=== Section Start ===

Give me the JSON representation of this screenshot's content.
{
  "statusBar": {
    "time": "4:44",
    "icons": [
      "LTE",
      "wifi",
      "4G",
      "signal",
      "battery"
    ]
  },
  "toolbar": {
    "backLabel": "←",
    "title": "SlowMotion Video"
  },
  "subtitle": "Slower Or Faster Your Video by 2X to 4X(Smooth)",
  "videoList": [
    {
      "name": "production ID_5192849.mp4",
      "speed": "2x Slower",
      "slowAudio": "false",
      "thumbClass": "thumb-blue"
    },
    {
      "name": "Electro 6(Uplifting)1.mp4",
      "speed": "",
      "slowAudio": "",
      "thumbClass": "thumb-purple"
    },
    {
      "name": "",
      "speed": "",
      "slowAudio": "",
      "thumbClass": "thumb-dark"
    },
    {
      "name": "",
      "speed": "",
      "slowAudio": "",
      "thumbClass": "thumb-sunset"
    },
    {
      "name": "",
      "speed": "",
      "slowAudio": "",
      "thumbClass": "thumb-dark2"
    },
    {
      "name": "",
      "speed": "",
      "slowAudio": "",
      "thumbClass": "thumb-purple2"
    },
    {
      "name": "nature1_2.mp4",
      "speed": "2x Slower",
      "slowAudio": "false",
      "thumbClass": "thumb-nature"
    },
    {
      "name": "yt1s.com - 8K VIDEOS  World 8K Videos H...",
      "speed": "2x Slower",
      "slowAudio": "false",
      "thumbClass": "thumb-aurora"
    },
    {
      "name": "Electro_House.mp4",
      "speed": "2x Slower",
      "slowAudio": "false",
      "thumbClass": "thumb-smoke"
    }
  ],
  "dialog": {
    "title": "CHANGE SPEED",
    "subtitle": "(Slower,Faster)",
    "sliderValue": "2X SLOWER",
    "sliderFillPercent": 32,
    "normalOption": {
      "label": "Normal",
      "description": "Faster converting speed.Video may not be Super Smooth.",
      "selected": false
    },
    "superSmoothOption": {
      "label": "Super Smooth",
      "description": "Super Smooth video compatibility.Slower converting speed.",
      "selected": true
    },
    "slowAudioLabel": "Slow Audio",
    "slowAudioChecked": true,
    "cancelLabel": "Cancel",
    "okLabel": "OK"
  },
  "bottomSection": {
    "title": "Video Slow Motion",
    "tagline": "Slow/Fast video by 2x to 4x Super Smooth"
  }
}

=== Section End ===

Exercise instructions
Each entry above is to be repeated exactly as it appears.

Exercise output
Give me the JSON representation of this screenshot's content.
{
  "statusBar": {
    "time": "4:44",
    "icons": [
      "LTE",
      "wifi",
      "4G",
      "signal",
      "battery"
    ]
  },
  "toolbar": {
    "backLabel": "←",
    "title": "SlowMotion Video"
  },
  "subtitle": "Slower Or Faster Your Video by 2X to 4X(Smooth)",
  "videoList": [
    {
      "name": "production ID_5192849.mp4",
      "speed": "2x Slower",
      "slowAudio": "false",
      "thumbClass": "thumb-blue"
    },
    {
      "name": "Electro 6(Uplifting)1.mp4",
      "speed": "",
      "slowAudio": "",
      "thumbClass": "thumb-purple"
    },
    {
      "name": "",
      "speed": "",
      "slowAudio": "",
      "thumbClass": "thumb-dark"
    },
    {
      "name": "",
      "speed": "",
      "slowAudio": "",
      "thumbClass": "thumb-sunset"
    },
    {
      "name": "",
      "speed": "",
      "slowAudio": "",
      "thumbClass": "thumb-dark2"
    },
    {
      "name": "",
      "speed": "",
      "slowAudio": "",
      "thumbClass": "thumb-purple2"
    },
    {
      "name": "nature1_2.mp4",
      "speed": "2x Slower",
      "slowAudio": "false",
      "thumbClass": "thumb-nature"
    },
    {
      "name": "yt1s.com - 8K VIDEOS  World 8K Videos H...",
      "speed": "2x Slower",
      "slowAudio": "false",
      "thumbClass": "thumb-aurora"
    },
    {
      "name": "Electro_House.mp4",
      "speed": "2x Slower",
      "slowAudio": "false",
      "thumbClass": "thumb-smoke"
    }
  ],
  "dialog": {
    "title": "CHANGE SPEED",
    "subtitle": "(Slower,Faster)",
    "sliderValue": "2X SLOWER",
    "sliderFillPercent": 32,
    "normalOption": {
      "label": "Normal",
      "description": "Faster converting speed.Video may not be Super Smooth.",
      "selected": false
    },
    "superSmoothOption": {
      "label": "Super Smooth",
      "description": "Super Smooth video compatibility.Slower converting speed.",
      "selected": true
    },
    "slowAudioLabel": "Slow Audio",
    "slowAudioChecked": true,
    "cancelLabel": "Cancel",
    "okLabel": "OK"
  },
  "bottomSection": {
    "title": "Video Slow Motion",
    "tagline": "Slow/Fast video by 2x to 4x Super Smooth"
  }
}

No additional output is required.